To understand this more intuitively, consider a capped Martingale, where a maximum sized bet is set, for example 1u, 2u, 4u, 8u, 16u, 32u, and no more. If you lose the 32u, start the progression over at 1u for your next bet. The capping makes the Martingale more practical, because it lengthens your bankroll’s lifetime, as well as respects the casino’s table limits. Just as we had discussed previously, in the long run, the number of wins and losses of each bet amount will be equal. But realize this: Every time the peak bet of 32u wins, your bankroll gains only +1u, but every time the peak bet of 32u loses, your bankroll suffers a huge -63u drop! And then you have to go back to betting only 1u to start the progression over. The figure below illustrates this quite dramatically.

Another way to see the same result: Statistically, winning 6 in-a-row will occur just as often as losing 6 in-a-row. When you win 6 in-a-row, your bankroll gains only +6u, but when you lose 6 in-a-row, your bankroll crashes -63u! So clearly, because the expected losses are so much greater than the expected wins, the long term expectancies will be worse than simply flat betting. This is likewise true for any other progression capped at a peak bet limit.

You might try to be clever and think, if my long term expectancies are significantly worse than expected for a nearly break-even game, I’ll just reverse the bet placements which had yielded -2% to -4% to become +1% to +3% (pivoting around the expected -1%). Why that won’t work is due to the progression. If a certain bet placement method yielded -4% *flat betting*, then, yes, reversing the bets would indeed yield +3% (and it will be a Holy-of-Holy-Grails!). But using a progression, reversing the bets won’t change the final answer. Why? Simply because everything reverses symmetrically. That is, while reversing your bets will change a 6 in-a-row loss of -63u into a 6 in-a-row win of +6u, it will symmetrically change your previous 6 in-a-row win of +6u into a 6 in-a-row loss of -63u!

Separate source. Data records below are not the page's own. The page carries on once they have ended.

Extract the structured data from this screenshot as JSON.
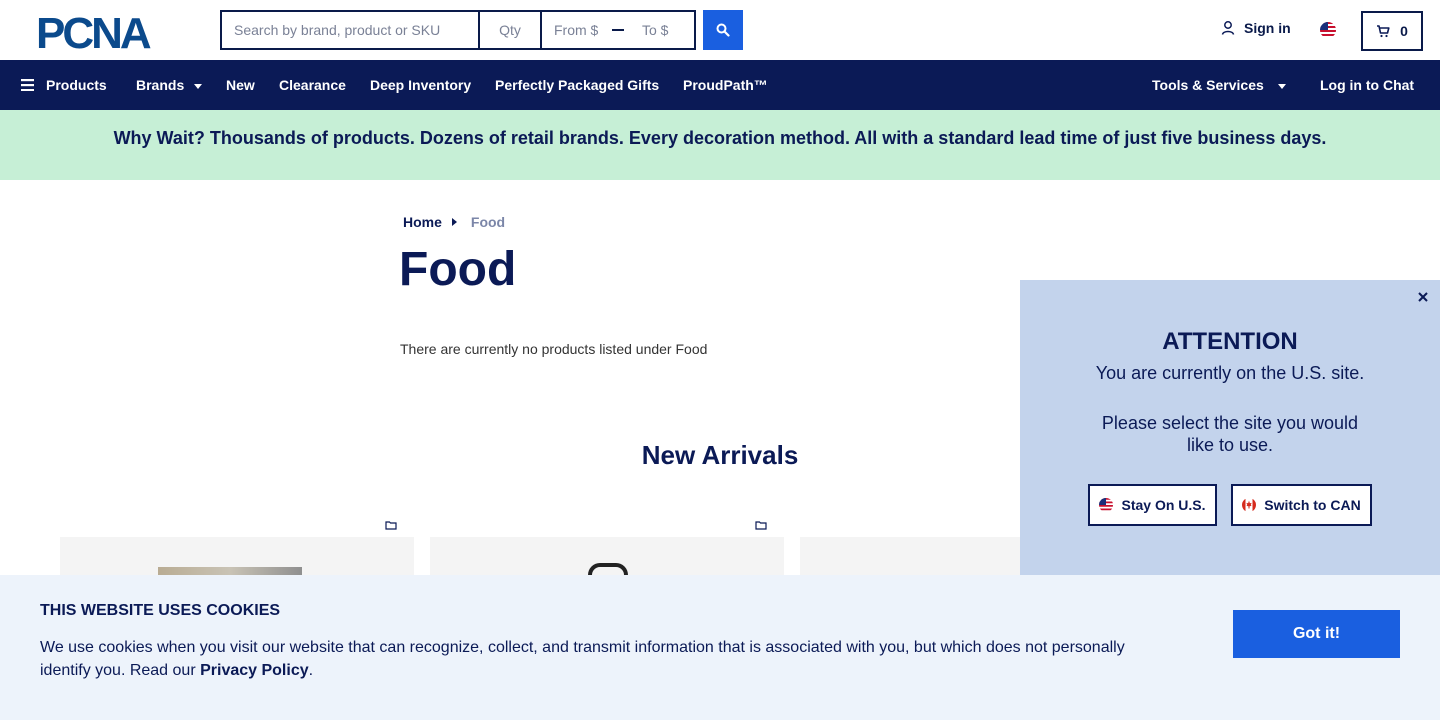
{
  "header": {
    "logo_text": "PCNA",
    "search": {
      "placeholder": "Search by brand, product or SKU",
      "qty_placeholder": "Qty",
      "from_placeholder": "From $",
      "to_placeholder": "To $"
    },
    "sign_in": "Sign in",
    "cart_count": "0"
  },
  "nav": {
    "products": "Products",
    "brands": "Brands",
    "new": "New",
    "clearance": "Clearance",
    "deep_inventory": "Deep Inventory",
    "packaged_gifts": "Perfectly Packaged Gifts",
    "proudpath": "ProudPath™",
    "tools": "Tools & Services",
    "chat": "Log in to Chat"
  },
  "banner": {
    "text": "Why Wait? Thousands of products. Dozens of retail brands. Every decoration method. All with a standard lead time of just five business days."
  },
  "breadcrumb": {
    "home": "Home",
    "current": "Food"
  },
  "main": {
    "title": "Food",
    "empty_message": "There are currently no products listed under Food",
    "new_arrivals": "New Arrivals"
  },
  "attention": {
    "title": "ATTENTION",
    "line1": "You are currently on the U.S. site.",
    "line2": "Please select the site you would like to use.",
    "stay_us": "Stay On U.S.",
    "switch_can": "Switch to CAN"
  },
  "cookie": {
    "title": "THIS WEBSITE USES COOKIES",
    "text": "We use cookies when you visit our website that can recognize, collect, and transmit information that is associated with you, but which does not personally identify you. Read our ",
    "link": "Privacy Policy",
    "period": ".",
    "button": "Got it!"
  },
  "colors": {
    "navy": "#0b1a56",
    "blue": "#1a5fe0",
    "banner": "#c6efd6",
    "panel": "#c3d3ec"
  }
}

(Incidentally, traders often make the same error in reasoning, thinking they can make a winning trading method out of a losing one by simply reversing the entry/exit logic!)

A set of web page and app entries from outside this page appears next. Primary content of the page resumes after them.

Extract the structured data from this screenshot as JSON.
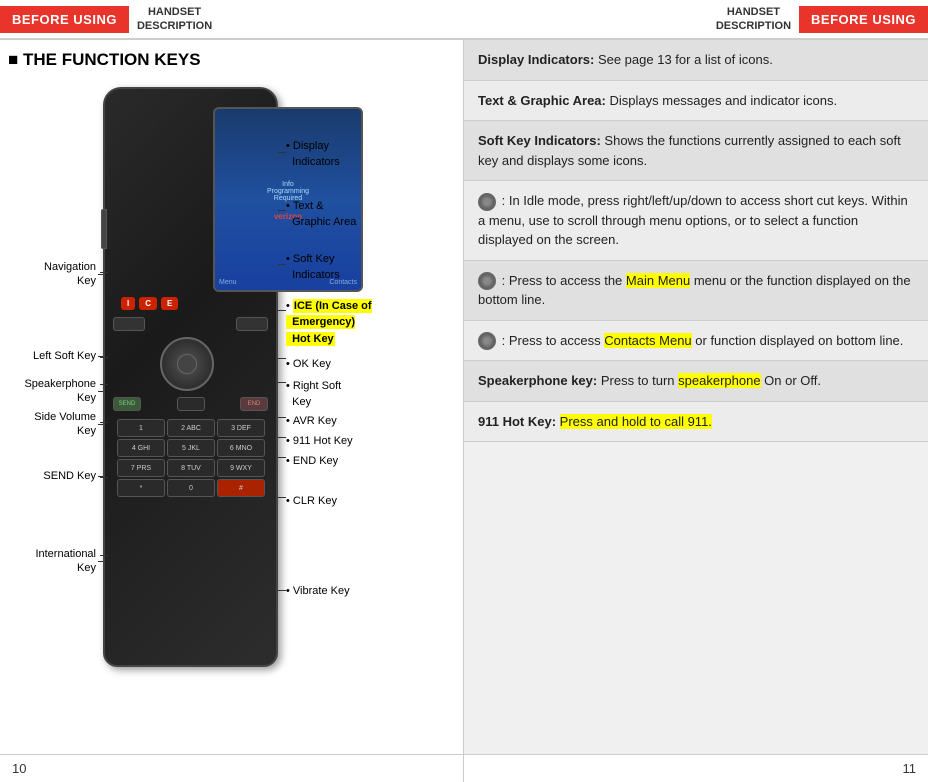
{
  "header": {
    "left": {
      "before_using": "BEFORE USING",
      "handset_line1": "HANDSET",
      "handset_line2": "DESCRIPTION"
    },
    "right": {
      "handset_line1": "HANDSET",
      "handset_line2": "DESCRIPTION",
      "before_using": "BEFORE USING"
    }
  },
  "left_panel": {
    "section_title": "■ THE FUNCTION KEYS",
    "labels_right": [
      {
        "id": "navigation-key",
        "text": "Navigation\nKey"
      },
      {
        "id": "left-soft-key",
        "text": "Left Soft Key"
      },
      {
        "id": "speakerphone-key",
        "text": "Speakerphone\nKey"
      },
      {
        "id": "side-volume-key",
        "text": "Side Volume\nKey"
      },
      {
        "id": "send-key",
        "text": "SEND Key"
      },
      {
        "id": "international-key",
        "text": "International\nKey"
      }
    ],
    "labels_right_dot": [
      {
        "id": "display-indicators",
        "text": "Display\nIndicators"
      },
      {
        "id": "text-graphic-area",
        "text": "Text &\nGraphic Area"
      },
      {
        "id": "soft-key-indicators",
        "text": "Soft Key\nIndicators"
      },
      {
        "id": "ice-key",
        "text": "ICE (In Case of\nEmergency)\nHot Key",
        "highlight": true
      },
      {
        "id": "ok-key",
        "text": "OK Key"
      },
      {
        "id": "right-soft-key",
        "text": "Right Soft\nKey"
      },
      {
        "id": "avr-key",
        "text": "AVR Key"
      },
      {
        "id": "911-hot-key",
        "text": "911 Hot Key"
      },
      {
        "id": "end-key",
        "text": "END Key"
      },
      {
        "id": "clr-key",
        "text": "CLR Key"
      },
      {
        "id": "vibrate-key",
        "text": "Vibrate Key"
      }
    ]
  },
  "right_panel": {
    "blocks": [
      {
        "id": "display-indicators-desc",
        "bold": "Display Indicators:",
        "text": " See page 13 for a list of icons."
      },
      {
        "id": "text-graphic-area-desc",
        "bold": "Text & Graphic Area:",
        "text": " Displays messages and indicator icons."
      },
      {
        "id": "soft-key-indicators-desc",
        "bold": "Soft Key Indicators:",
        "text": " Shows the functions currently assigned to each soft key and displays some icons."
      },
      {
        "id": "nav-key-desc",
        "bold": "",
        "text": " : In Idle mode, press right/left/up/down to access short cut keys. Within a menu, use to scroll through menu options, or to select a function displayed on the screen.",
        "has_nav_icon": true
      },
      {
        "id": "main-menu-desc",
        "bold": "",
        "text": " : Press to access the ",
        "highlight_text": "Main Menu",
        "text2": " menu or the function displayed on the bottom line.",
        "has_ok_icon": true
      },
      {
        "id": "contacts-menu-desc",
        "bold": "",
        "text": " : Press to access ",
        "highlight_text": "Contacts Menu",
        "text2": " or function displayed on bottom line.",
        "has_contacts_icon": true
      },
      {
        "id": "speakerphone-desc",
        "bold": "Speakerphone key:",
        "text": " Press to turn ",
        "highlight_text": "speakerphone",
        "text2": " On or Off."
      },
      {
        "id": "911-hot-key-desc",
        "bold": "911 Hot Key:",
        "text": " ",
        "highlight_text": "Press and hold to call 911.",
        "text2": ""
      }
    ]
  },
  "footer": {
    "left_page": "10",
    "right_page": "11"
  }
}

Gambling gurus often teach progressions as essential to stay ahead in a game such as baccarat. By doing so, they are acknowledging the underlying negative expectancy of the game. But their advice would be valid only in the *short term*. This is because in the short term, luck may favor you and winning that larger bet can more quickly erase a host of smaller losses which you’ve suffered up to that point.

So, if your objective is to leave the casino once you’re profitable and never return to the tables again, then you would be wise to use a progression, if you can afford to, a Martingale, and pray to your lucky stars you win before your bankroll dries up. In the short term, progressions are double-edged swords: When you win, you dig yourself out of the hole faster, but when you lose, the hole becomes your grave.

If your intention is to keep playing (and thus dwell within the realm of the long term), understand that using any kind of progression can be much worse than flat betting, and it will never flip the polarity of the underlying expectancies.